Skip to main content

Only found in the Highlands of Scotland, the unique Scottish wildcat is one of our last remaining mammalian predators. The exact population size is not known but there could be fewer than 300 left in the wild. There is a lot of evidence that the population has declined and that the decline is ongoing, leading to fears they are nearing extinction in Scotland.

Scottish wildcat

Scottish wildcats look like tabby cats but have easy-to-spot differences. A wildcat has a thick tail that has thick black hoops and a black, blunt tip.
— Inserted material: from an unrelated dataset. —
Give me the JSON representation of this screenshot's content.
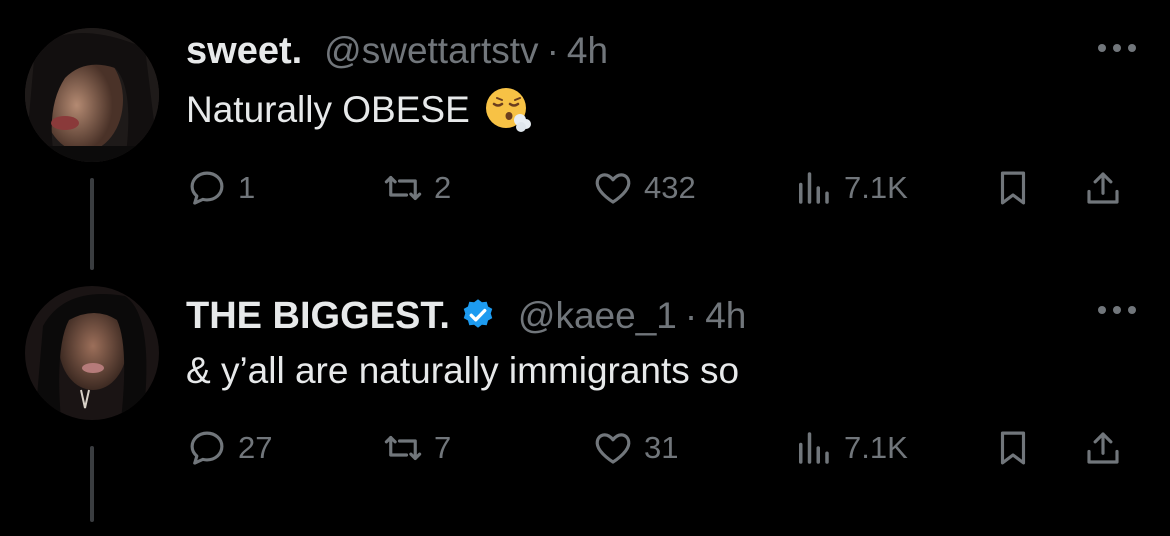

They don't have white feet or lots of black spots on their flanks or rumps but do sometimes have stripes. (A domestic cat will have a thin, pointed tail, will have more spots and might have white feet.) A wildcat also usually has four thick and wavy stripes down the nape, while a tabby will have thinner stripes, if there are any visible at all.
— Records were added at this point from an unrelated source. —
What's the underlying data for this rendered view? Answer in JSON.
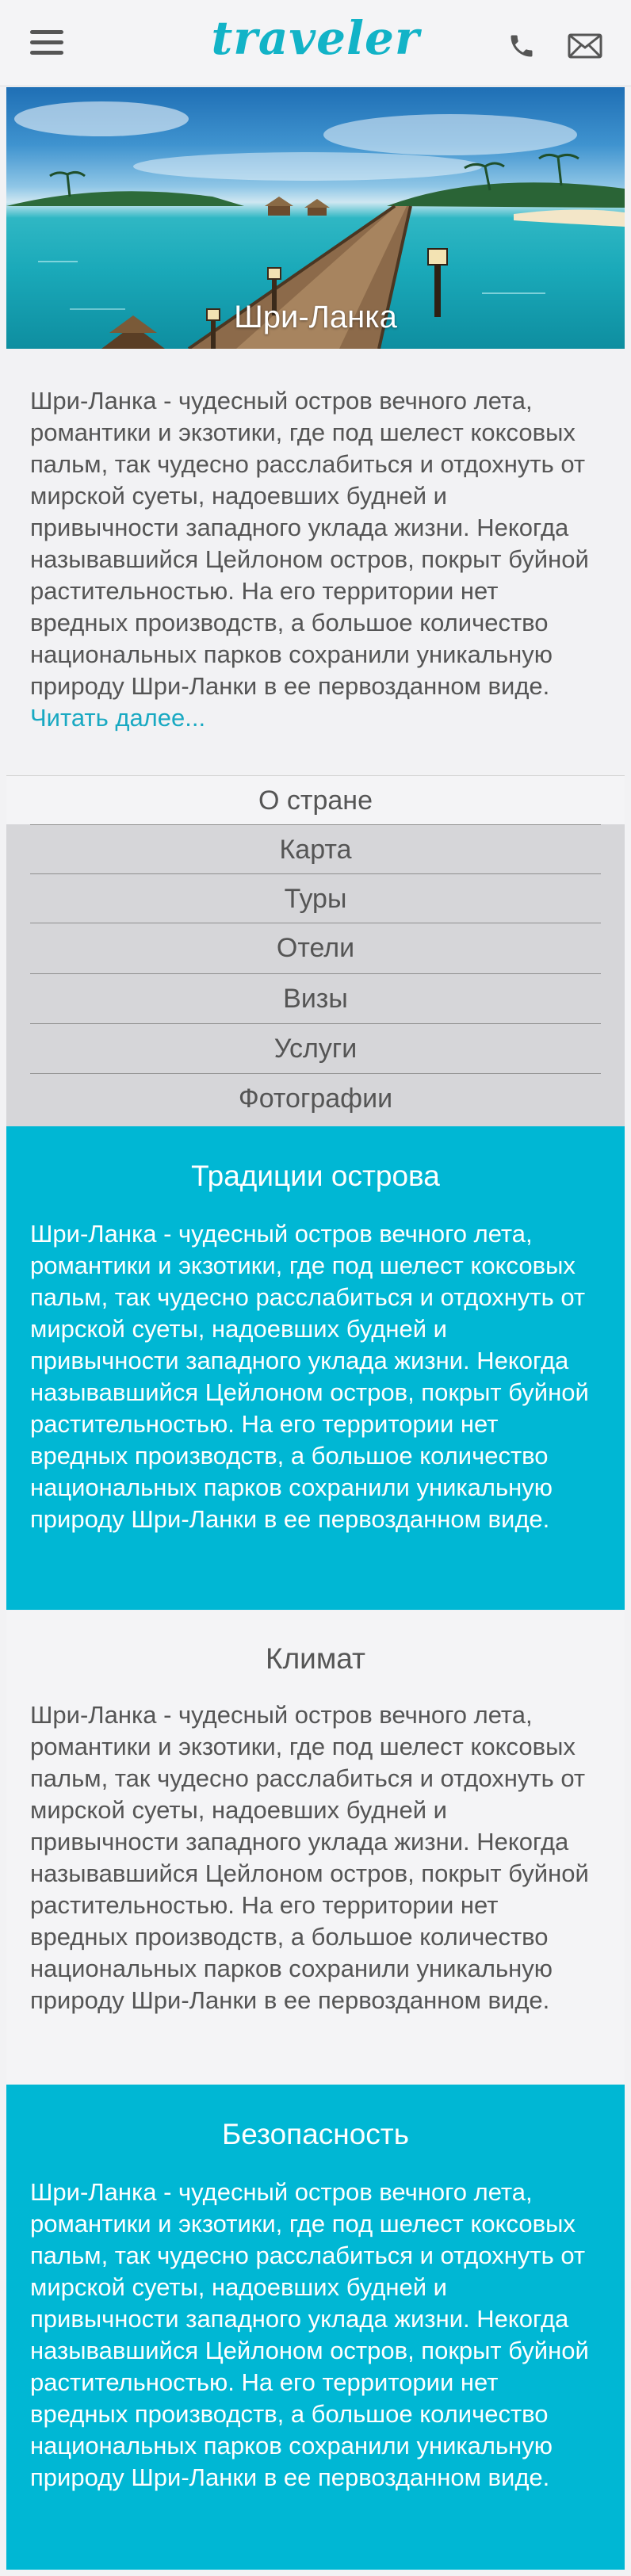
{
  "header": {
    "logo": "traveler",
    "menu_icon": "hamburger-menu-icon",
    "phone_icon": "phone-icon",
    "mail_icon": "mail-icon"
  },
  "hero": {
    "title": "Шри-Ланка"
  },
  "intro": {
    "text": "Шри-Ланка - чудесный остров вечного лета, романтики и экзотики, где под шелест коксовых пальм, так чудесно расслабиться и отдохнуть от мирской суеты, надоевших будней и привычности западного уклада жизни. Некогда называвшийся Цейлоном остров, покрыт буйной растительностью. На его территории нет вредных производств, а большое количество национальных парков сохранили уникальную природу Шри-Ланки в ее первозданном виде.",
    "read_more": "Читать далее..."
  },
  "nav": {
    "active": "О стране",
    "items": [
      "Карта",
      "Туры",
      "Отели",
      "Визы",
      "Услуги",
      "Фотографии"
    ]
  },
  "sections": [
    {
      "title": "Традиции острова",
      "text": "Шри-Ланка - чудесный остров вечного лета, романтики и экзотики, где под шелест коксовых пальм, так чудесно расслабиться и отдохнуть от мирской суеты, надоевших будней и привычности западного уклада жизни. Некогда называвшийся Цейлоном остров, покрыт буйной растительностью. На его территории нет вредных производств, а большое количество национальных парков сохранили уникальную природу Шри-Ланки в ее первозданном виде."
    },
    {
      "title": "Климат",
      "text": "Шри-Ланка - чудесный остров вечного лета, романтики и экзотики, где под шелест коксовых пальм, так чудесно расслабиться и отдохнуть от мирской суеты, надоевших будней и привычности западного уклада жизни. Некогда называвшийся Цейлоном остров, покрыт буйной растительностью. На его территории нет вредных производств, а большое количество национальных парков сохранили уникальную природу Шри-Ланки в ее первозданном виде."
    },
    {
      "title": "Безопасность",
      "text": "Шри-Ланка - чудесный остров вечного лета, романтики и экзотики, где под шелест коксовых пальм, так чудесно расслабиться и отдохнуть от мирской суеты, надоевших будней и привычности западного уклада жизни. Некогда называвшийся Цейлоном остров, покрыт буйной растительностью. На его территории нет вредных производств, а большое количество национальных парков сохранили уникальную природу Шри-Ланки в ее первозданном виде."
    }
  ],
  "colors": {
    "accent": "#12b3c7",
    "section_teal": "#00b7d4",
    "nav_bg": "#d6d6d9",
    "page_bg": "#f2f2f4"
  }
}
Scottish wildcats eat small rodents and rabbits but will also eat reptiles, insects and birds.

The danger

Wildcat numbers are dwindling. Their biggest threat is from breeding with domestic feral cats. Diseases carried by feral cats are also a big problem, whilst some are persecuted by land managers who mistake them for feral cats. We are helping to save these beautiful animals as part of Scottish Wildcat Action; a conservation project which aims to reduce threats in the wild and breed wildcats for later release. 
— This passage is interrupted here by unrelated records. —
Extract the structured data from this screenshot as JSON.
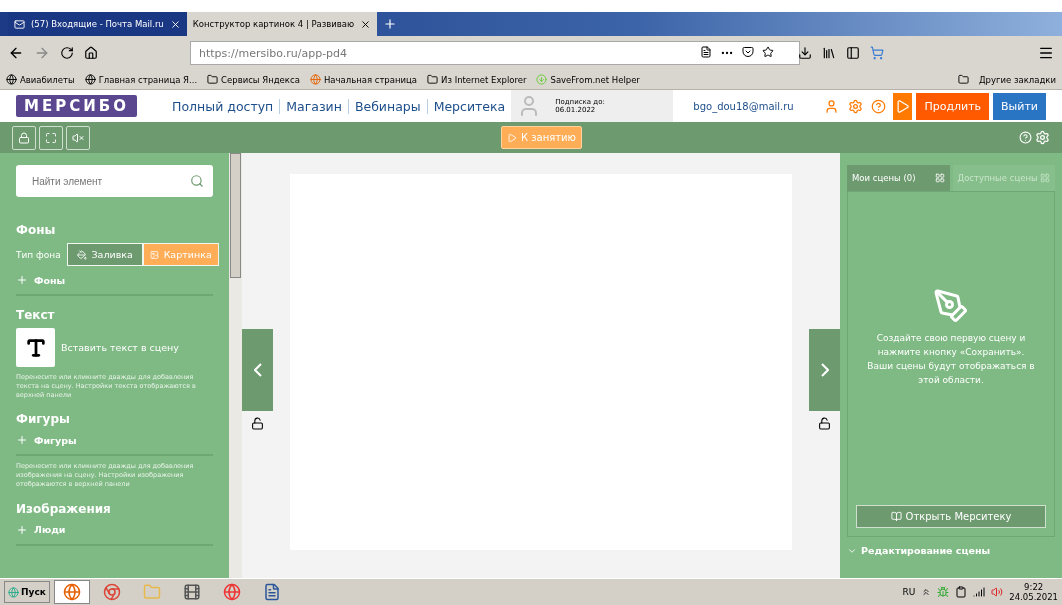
{
  "browser": {
    "tabs": [
      {
        "label": "(57) Входящие - Почта Mail.ru",
        "selected": false,
        "kind": "mail"
      },
      {
        "label": "Конструктор картинок 4 | Развиваю",
        "selected": true,
        "kind": "page"
      }
    ],
    "url_host": "https://mersibo.ru",
    "url_path": "/app-pd4",
    "bookmarks": [
      {
        "label": "Авиабилеты",
        "kind": "globe"
      },
      {
        "label": "Главная страница Я...",
        "kind": "globe"
      },
      {
        "label": "Сервисы Яндекса",
        "kind": "folder"
      },
      {
        "label": "Начальная страница",
        "kind": "firefox"
      },
      {
        "label": "Из Internet Explorer",
        "kind": "folder"
      },
      {
        "label": "SaveFrom.net Helper",
        "kind": "download"
      }
    ],
    "other_bookmarks": "Другие закладки"
  },
  "site": {
    "logo": "МЕРСИБО",
    "nav": [
      "Полный доступ",
      "Магазин",
      "Вебинары",
      "Мерситека"
    ],
    "subscription_label": "Подписка до:",
    "subscription_date": "06.01.2022",
    "email": "bgo_dou18@mail.ru",
    "extend_button": "Продлить",
    "logout_button": "Выйти"
  },
  "toolbar": {
    "lesson_button": "К занятию"
  },
  "left_panel": {
    "search_placeholder": "Найти элемент",
    "sections": [
      {
        "kind": "backgrounds",
        "title": "Фоны",
        "type_label": "Тип фона",
        "options": [
          {
            "label": "Заливка",
            "selected": false
          },
          {
            "label": "Картинка",
            "selected": true
          }
        ],
        "items": [
          "Фоны"
        ]
      },
      {
        "kind": "text",
        "title": "Текст",
        "insert_label": "Вставить текст в сцену",
        "hint": "Перенесите или кликните дважды для добавления текста на сцену. Настройки текста отображаются в верхней панели"
      },
      {
        "kind": "shapes",
        "title": "Фигуры",
        "items": [
          "Фигуры"
        ],
        "hint": "Перенесите или кликните дважды для добавления изображения на сцену. Настройки изображения отображаются в верхней панели"
      },
      {
        "kind": "images",
        "title": "Изображения",
        "items": [
          "Люди"
        ]
      }
    ]
  },
  "right_panel": {
    "tabs": [
      {
        "label": "Мои сцены (0)",
        "selected": true
      },
      {
        "label": "Доступные сцены",
        "selected": false
      }
    ],
    "empty_message": "Создайте свою первую сцену и нажмите кнопку «Сохранить». Ваши сцены будут отображаться в этой области.",
    "open_button": "Открыть Мерситеку",
    "edit_section": {
      "title": "Редактирование сцены",
      "expanded": true
    }
  },
  "taskbar": {
    "start": "Пуск",
    "apps": [
      {
        "kind": "firefox",
        "selected": true
      },
      {
        "kind": "chrome",
        "selected": false
      },
      {
        "kind": "folder",
        "selected": false
      },
      {
        "kind": "media",
        "selected": false
      },
      {
        "kind": "yandex",
        "selected": false
      },
      {
        "kind": "word",
        "selected": false
      }
    ],
    "language": "RU",
    "time": "9:22",
    "date": "24.05.2021"
  }
}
How we help

Forest management creates a mosaic of habitats that are attractive for wildcats. Clear fell sites, replanted areas and new plantations have lots of voles and mice, making them important feeding areas for wildcats.New native woodlands are also great places for wildcats to go hunting.

The hills of Scotland offer wildcats a variety of habitats. These include forests, open land, pastures, rough grazing, and river-side vegetation. Together these provide wildcats with abundant prey, cover, resting places and breeding sites. Forests provide great places for wildcats to rest or shelter – or raise a litter of kittens. They will use piles of logs and branches - many created by modern forest management - as dens for rearing kittens. We provide forestry practice guidance to woodland managers to ensure minimal disruption to these habitats:

 Scottish wildcat peering out from behind a tree

With Scottish Wildcat Action we are creating safe places for Scottish wildcats. We site camera traps to survey wildcat numbers, build artificial dens, and create brash piles for cats. We also place hay bales in a derelict building used by cats. You can help save Scotland's wildcats by reporting any sightings:

Our website uses cookies.
By continuing, we assume your permission to deploy cookies, as detailed in our Privacy and Cookies policies.